Frolich was working for a pharmaceutical company when he met Tangen, who was working at a snowboard shop in Bay Ridge. With neither of them fond of their jobs, they decided to go into business together.
“We combined forces to open up a shop here,” said Tangen as he looked around his factory-style black, white and concrete store.
The building was, “one of the last remaining places in DUMBO that wasn't renovated,” Frolich said.
The 100-year-old loading dock's floor was covered in dried paint and grime, according to the co-owners. So when the two rented the storefront, they decided to get their hands dirty.

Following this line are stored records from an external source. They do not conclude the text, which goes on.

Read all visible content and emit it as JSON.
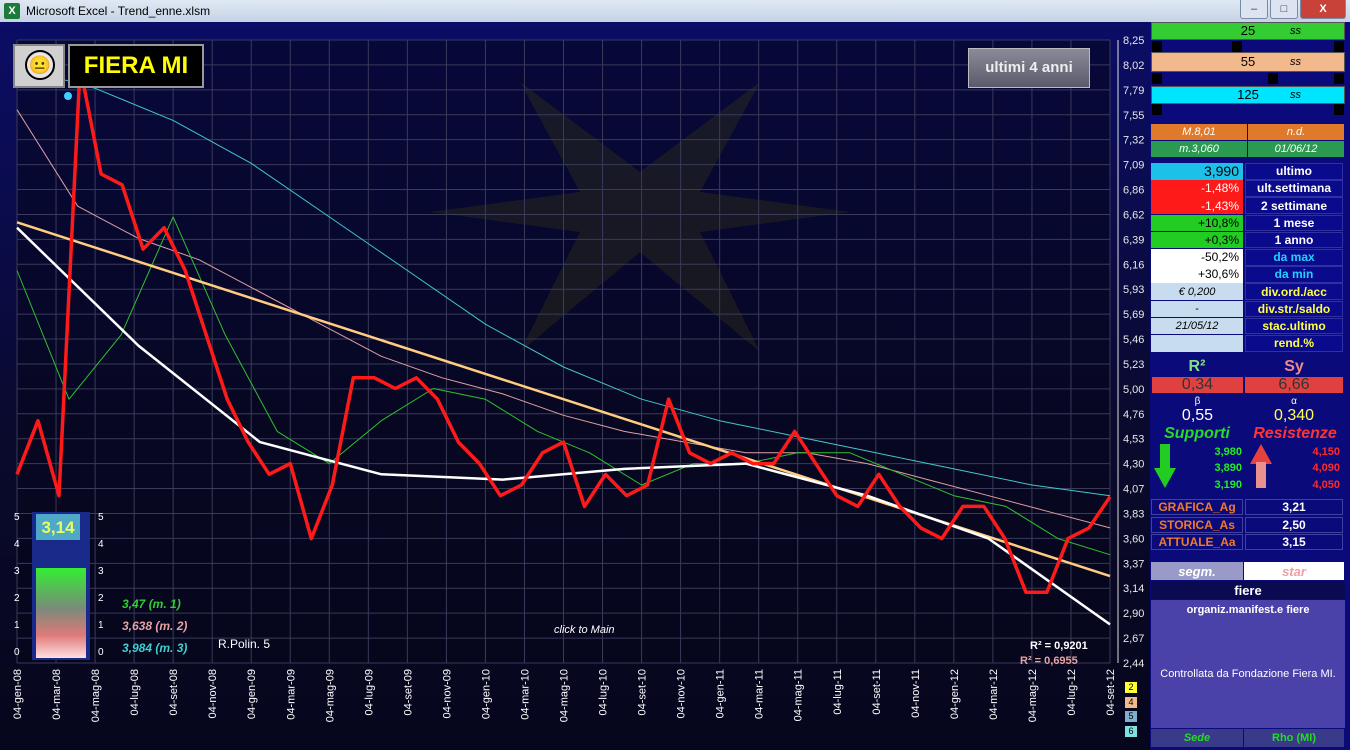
{
  "window": {
    "title": "Microsoft Excel - Trend_enne.xlsm",
    "app_icon": "X",
    "btn_min": "–",
    "btn_max": "□",
    "btn_close": "X"
  },
  "header": {
    "ticker": "FIERA MI",
    "smiley": "😐",
    "range_button": "ultimi 4 anni"
  },
  "chart_data": {
    "type": "line",
    "x": [
      "04-gen-08",
      "04-mar-08",
      "04-mag-08",
      "04-lug-08",
      "04-set-08",
      "04-nov-08",
      "04-gen-09",
      "04-mar-09",
      "04-mag-09",
      "04-lug-09",
      "04-set-09",
      "04-nov-09",
      "04-gen-10",
      "04-mar-10",
      "04-mag-10",
      "04-lug-10",
      "04-set-10",
      "04-nov-10",
      "04-gen-11",
      "04-mar-11",
      "04-mag-11",
      "04-lug-11",
      "04-set-11",
      "04-nov-11",
      "04-gen-12",
      "04-mar-12",
      "04-mag-12",
      "04-lug-12",
      "04-set-12"
    ],
    "yticks": [
      "8,25",
      "8,02",
      "7,79",
      "7,55",
      "7,32",
      "7,09",
      "6,86",
      "6,62",
      "6,39",
      "6,16",
      "5,93",
      "5,69",
      "5,46",
      "5,23",
      "5,00",
      "4,76",
      "4,53",
      "4,30",
      "4,07",
      "3,83",
      "3,60",
      "3,37",
      "3,14",
      "2,90",
      "2,67",
      "2,44"
    ],
    "ylim": [
      2.44,
      8.25
    ],
    "series": [
      {
        "color": "#ff1a1a",
        "values": [
          4.2,
          4.7,
          4.0,
          8.0,
          7.0,
          6.9,
          6.3,
          6.5,
          6.1,
          5.5,
          4.9,
          4.5,
          4.2,
          4.3,
          3.6,
          4.1,
          5.1,
          5.1,
          5.0,
          5.1,
          4.9,
          4.5,
          4.3,
          4.0,
          4.1,
          4.4,
          4.5,
          3.9,
          4.2,
          4.0,
          4.1,
          4.9,
          4.4,
          4.3,
          4.4,
          4.3,
          4.3,
          4.6,
          4.3,
          4.0,
          3.9,
          4.2,
          3.9,
          3.7,
          3.6,
          3.9,
          3.9,
          3.6,
          3.1,
          3.1,
          3.6,
          3.7,
          3.99
        ]
      },
      {
        "color": "#ffcc80",
        "values": [
          6.55,
          3.25
        ]
      },
      {
        "color": "#ffffff",
        "values": [
          6.5,
          5.4,
          4.5,
          4.2,
          4.15,
          4.25,
          4.3,
          4.0,
          3.6,
          2.8
        ]
      },
      {
        "color": "#30c030",
        "values": [
          6.1,
          4.9,
          5.5,
          6.6,
          5.5,
          4.6,
          4.3,
          4.7,
          5.0,
          4.9,
          4.6,
          4.4,
          4.1,
          4.3,
          4.3,
          4.4,
          4.4,
          4.2,
          4.0,
          3.9,
          3.6,
          3.45
        ]
      },
      {
        "color": "#e0a0a0",
        "values": [
          7.6,
          6.7,
          6.4,
          6.2,
          5.9,
          5.6,
          5.3,
          5.1,
          4.95,
          4.75,
          4.6,
          4.5,
          4.4,
          4.4,
          4.3,
          4.15,
          4.0,
          3.85,
          3.7
        ]
      },
      {
        "color": "#40c8c8",
        "values": [
          8.0,
          7.8,
          7.5,
          7.1,
          6.6,
          6.1,
          5.6,
          5.2,
          4.9,
          4.7,
          4.55,
          4.4,
          4.25,
          4.1,
          4.0
        ]
      }
    ],
    "annotations": {
      "r2_a": "R² = 0,9201",
      "r2_b": "R² = 0,6955",
      "polin": "R.Polin.  5",
      "click": "click to Main"
    }
  },
  "legend": {
    "m1": "3,47   (m. 1)",
    "m2": "3,638  (m. 2)",
    "m3": "3,984  (m. 3)"
  },
  "gauge": {
    "value": "3,14",
    "ticks": [
      "5",
      "4",
      "3",
      "2",
      "1",
      "0"
    ]
  },
  "side_tabs": [
    "2",
    "4",
    "5",
    "6"
  ],
  "panel": {
    "slider1": {
      "value": "25",
      "unit": "ss",
      "color": "#33cc33"
    },
    "slider2": {
      "value": "55",
      "unit": "ss",
      "color": "#f2b98c"
    },
    "slider3": {
      "value": "125",
      "unit": "ss",
      "color": "#00e5ff"
    },
    "max_label": "M.8,01",
    "max_val": "n.d.",
    "min_label": "m.3,060",
    "min_date": "01/06/12",
    "perf": [
      {
        "value": "3,990",
        "label": "ultimo",
        "bg": "#1cc0e8",
        "fg": "#000"
      },
      {
        "value": "-1,48%",
        "label": "ult.settimana",
        "bg": "#ff1a1a",
        "fg": "#fff"
      },
      {
        "value": "-1,43%",
        "label": "2 settimane",
        "bg": "#ff1a1a",
        "fg": "#fff"
      },
      {
        "value": "+10,8%",
        "label": "1 mese",
        "bg": "#22cc22",
        "fg": "#000"
      },
      {
        "value": "+0,3%",
        "label": "1 anno",
        "bg": "#22cc22",
        "fg": "#000"
      },
      {
        "value": "-50,2%",
        "label": "da max",
        "bg": "#ffffff",
        "fg": "#000"
      },
      {
        "value": "+30,6%",
        "label": "da min",
        "bg": "#ffffff",
        "fg": "#000"
      },
      {
        "value": "€ 0,200",
        "label": "div.ord./acc",
        "bg": "#c8dcf0",
        "fg": "#000"
      },
      {
        "value": "-",
        "label": "div.str./saldo",
        "bg": "#c8dcf0",
        "fg": "#000"
      },
      {
        "value": "21/05/12",
        "label": "stac.ultimo",
        "bg": "#c8dcf0",
        "fg": "#000"
      },
      {
        "value": "",
        "label": "rend.%",
        "bg": "#c8dcf0",
        "fg": "#000"
      }
    ],
    "stats": {
      "r2_head": "R²",
      "sy_head": "Sy",
      "r2": "0,34",
      "sy": "6,66",
      "beta_head": "β",
      "alpha_head": "α",
      "beta": "0,55",
      "alpha": "0,340"
    },
    "sr": {
      "supp_head": "Supporti",
      "res_head": "Resistenze",
      "supp": [
        "3,980",
        "3,890",
        "3,190"
      ],
      "res": [
        "4,150",
        "4,090",
        "4,050"
      ]
    },
    "grades": [
      {
        "label": "GRAFICA_Ag",
        "value": "3,21"
      },
      {
        "label": "STORICA_As",
        "value": "2,50"
      },
      {
        "label": "ATTUALE_Aa",
        "value": "3,15"
      }
    ],
    "segm": "segm.",
    "star": "star",
    "sector": "fiere",
    "subsector": "organiz.manifest.e fiere",
    "description": "Controllata da Fondazione Fiera MI.",
    "sede_label": "Sede",
    "sede_value": "Rho (MI)"
  }
}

“We built it according to blue prints on bar napkins and broken pieces of sheet-rock,” Tangen said, adding that he enlisted a few friends to help with the renovation.

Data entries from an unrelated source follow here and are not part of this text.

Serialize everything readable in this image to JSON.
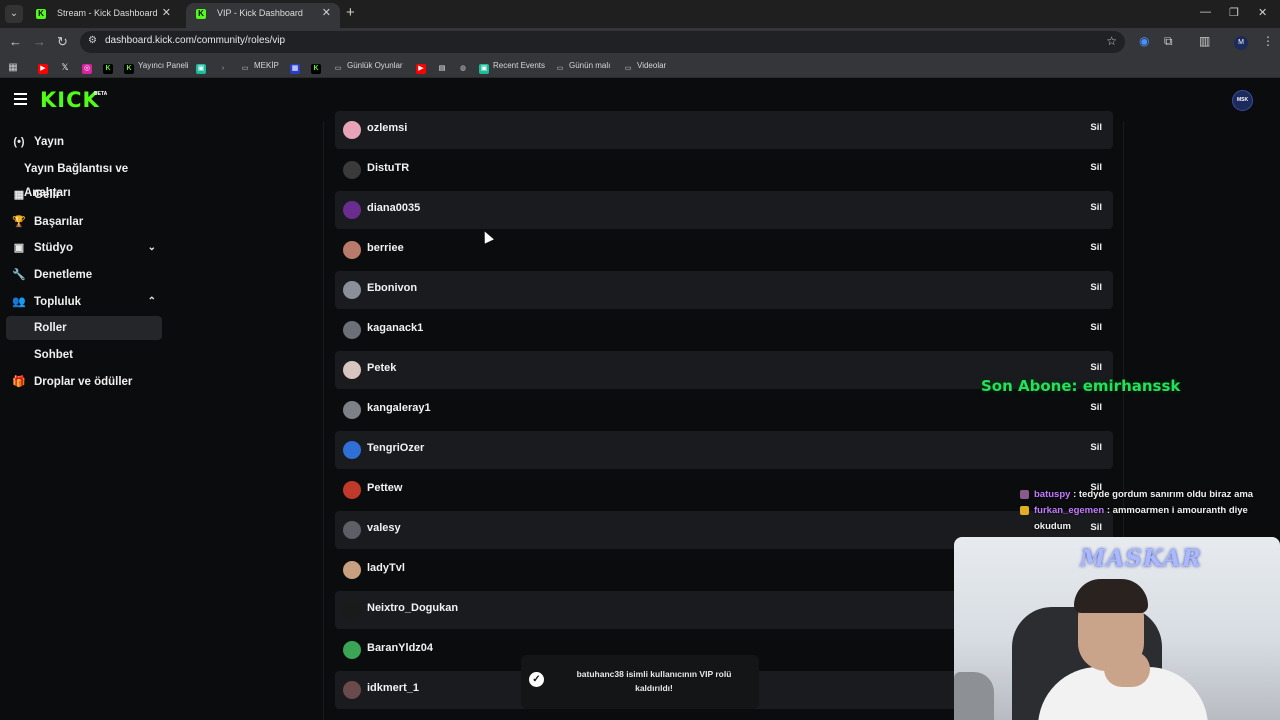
{
  "browser": {
    "tabs": [
      {
        "label": "Stream - Kick Dashboard",
        "active": false
      },
      {
        "label": "VIP - Kick Dashboard",
        "active": true
      }
    ],
    "url": "dashboard.kick.com/community/roles/vip",
    "bookmarks": [
      {
        "label": ""
      },
      {
        "label": ""
      },
      {
        "label": ""
      },
      {
        "label": ""
      },
      {
        "label": "Yayıncı Paneli"
      },
      {
        "label": ""
      },
      {
        "label": ""
      },
      {
        "label": "MEKİP"
      },
      {
        "label": ""
      },
      {
        "label": ""
      },
      {
        "label": "Günlük Oyunlar"
      },
      {
        "label": ""
      },
      {
        "label": ""
      },
      {
        "label": ""
      },
      {
        "label": "Recent Events"
      },
      {
        "label": "Günün malı"
      },
      {
        "label": "Videolar"
      }
    ]
  },
  "header": {
    "logo": "KICK",
    "beta": "BETA",
    "avatar_text": "MSK"
  },
  "sidebar": {
    "items": [
      {
        "label": "Yayın",
        "icon": "broadcast-icon"
      },
      {
        "label": "Yayın Bağlantısı ve Anahtarı",
        "icon": ""
      },
      {
        "label": "Gelir",
        "icon": "chart-icon"
      },
      {
        "label": "Başarılar",
        "icon": "trophy-icon"
      },
      {
        "label": "Stüdyo",
        "icon": "studio-icon"
      },
      {
        "label": "Denetleme",
        "icon": "wrench-icon"
      },
      {
        "label": "Topluluk",
        "icon": "community-icon"
      },
      {
        "label": "Roller",
        "icon": ""
      },
      {
        "label": "Sohbet",
        "icon": ""
      },
      {
        "label": "Droplar ve ödüller",
        "icon": "gift-icon"
      }
    ]
  },
  "vip_list": {
    "delete_label": "Sil",
    "users": [
      {
        "name": "ozlemsi",
        "color": "#e8a3b8"
      },
      {
        "name": "DistuTR",
        "color": "#3a3a3a"
      },
      {
        "name": "diana0035",
        "color": "#6b2c8f"
      },
      {
        "name": "berriee",
        "color": "#b87a6a"
      },
      {
        "name": "Ebonivon",
        "color": "#8a8f99"
      },
      {
        "name": "kaganack1",
        "color": "#6c6f78"
      },
      {
        "name": "Petek",
        "color": "#d9c5c0"
      },
      {
        "name": "kangaleray1",
        "color": "#7d8087"
      },
      {
        "name": "TengriOzer",
        "color": "#2f6fd6"
      },
      {
        "name": "Pettew",
        "color": "#c0392b"
      },
      {
        "name": "valesy",
        "color": "#5c5f66"
      },
      {
        "name": "ladyTvl",
        "color": "#c8a080"
      },
      {
        "name": "Neixtro_Dogukan",
        "color": "#1a1a1a"
      },
      {
        "name": "BaranYldz04",
        "color": "#3aa655"
      },
      {
        "name": "idkmert_1",
        "color": "#6a4a4a"
      }
    ]
  },
  "toast": {
    "message": "batuhanc38 isimli kullanıcının VIP rolü kaldırıldı!"
  },
  "stream_overlay": {
    "last_sub": "Son Abone: emirhanssk",
    "brand": "MASKAR",
    "chat": [
      {
        "user": "batuspy",
        "message": " : tedyde gordum sanırım oldu biraz ama",
        "user_color": "#c27cff",
        "badge_color": "#8a5a8a"
      },
      {
        "user": "furkan_egemen",
        "message": " : ammoarmen i amouranth diye okudum",
        "user_color": "#c27cff",
        "badge_color": "#e0b020"
      }
    ]
  }
}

In an attempt to make their new presence known in the DUMBO area, the two hosted an art show in the new store on July 5. The art was provided by up-and-coming artist Forrest Kelley, whose brother's designs already line the walls of the Aegir Boardworks store via surfboards. The refreshment's were also provided by someone trying to make a name for himself: Ben Morsillo of Jackal Brewing in Brooklyn.
“The art was sensational,” said Bob Votruba, creator of “One Million Acts of Kindness.” Votruba liked the art show so much he poked his head through the front door of the shop the following day just to say thanks and give a thumb's up.
“It's really nice to have them in the neighborhood,” he said of the new owners. “They're so easy-going.”
Frohlich and Tangen also have a desire to help the environment. Frolich made it a point to sell products from “Indosole,” a company that uses discarded motorcycle tires from Indonesia for the soles of its shoes in order to curb the pollution of decomposing tires, which can take thousands of years.
“We're more open to letting the little guy in, rather than the big guy,” said Tangen about the products the shop sells. The two can relate to helping someone with a new business because, “they're trying to do the same thing we're doing,” said Frolich.
They also pride themselves on having only one employee to prove their dedication to their customers.
“We're here all day,” said Tangen. “We love it. This is what we want to do.”
Aegir Boardworks is located at 99 Water Street and is open from 11 a.m. to 8 p.m.